▶ EXERCISE
Every line of the material below that holds the string "text" should be copied.

▶ DATA SHOWN
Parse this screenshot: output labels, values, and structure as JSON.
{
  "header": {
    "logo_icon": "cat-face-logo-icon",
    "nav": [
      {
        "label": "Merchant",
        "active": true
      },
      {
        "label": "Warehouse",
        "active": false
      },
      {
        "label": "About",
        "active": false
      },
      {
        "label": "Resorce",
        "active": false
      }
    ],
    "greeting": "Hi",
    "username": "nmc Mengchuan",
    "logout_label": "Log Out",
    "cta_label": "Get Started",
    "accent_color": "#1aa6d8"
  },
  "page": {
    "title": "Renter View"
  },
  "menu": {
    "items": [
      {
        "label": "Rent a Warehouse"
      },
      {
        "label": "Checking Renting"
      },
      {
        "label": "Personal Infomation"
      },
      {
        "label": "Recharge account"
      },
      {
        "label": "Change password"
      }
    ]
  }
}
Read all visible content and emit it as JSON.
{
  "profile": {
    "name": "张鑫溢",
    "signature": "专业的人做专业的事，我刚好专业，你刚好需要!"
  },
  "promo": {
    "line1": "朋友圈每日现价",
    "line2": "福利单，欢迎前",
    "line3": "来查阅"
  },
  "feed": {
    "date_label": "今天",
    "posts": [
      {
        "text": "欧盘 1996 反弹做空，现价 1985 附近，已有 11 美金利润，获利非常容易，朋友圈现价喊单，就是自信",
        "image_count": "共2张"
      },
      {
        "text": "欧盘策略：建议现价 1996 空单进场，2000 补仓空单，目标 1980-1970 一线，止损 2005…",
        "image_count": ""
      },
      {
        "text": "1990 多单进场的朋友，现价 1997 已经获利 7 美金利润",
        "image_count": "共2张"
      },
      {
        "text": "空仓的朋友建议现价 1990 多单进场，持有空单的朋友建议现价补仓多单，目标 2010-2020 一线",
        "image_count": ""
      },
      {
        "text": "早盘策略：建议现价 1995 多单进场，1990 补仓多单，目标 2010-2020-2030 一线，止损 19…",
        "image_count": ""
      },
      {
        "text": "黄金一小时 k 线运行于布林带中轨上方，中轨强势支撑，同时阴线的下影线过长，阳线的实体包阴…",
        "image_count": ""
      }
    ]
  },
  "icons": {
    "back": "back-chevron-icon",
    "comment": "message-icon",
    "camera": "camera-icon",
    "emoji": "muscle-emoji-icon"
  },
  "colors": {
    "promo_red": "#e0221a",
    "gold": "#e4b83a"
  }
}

▶ RESULT OF THIS EXERCISE
        "text": "欧盘 1996 反弹做空，现价 1985 附近，已有 11 美金利润，获利非常容易，朋友圈现价喊单，就是自信",
        "text": "欧盘策略：建议现价 1996 空单进场，2000 补仓空单，目标 1980-1970 一线，止损 2005…",
        "text": "1990 多单进场的朋友，现价 1997 已经获利 7 美金利润",
        "text": "空仓的朋友建议现价 1990 多单进场，持有空单的朋友建议现价补仓多单，目标 2010-2020 一线",
        "text": "早盘策略：建议现价 1995 多单进场，1990 补仓多单，目标 2010-2020-2030 一线，止损 19…",
        "text": "黄金一小时 k 线运行于布林带中轨上方，中轨强势支撑，同时阴线的下影线过长，阳线的实体包阴…",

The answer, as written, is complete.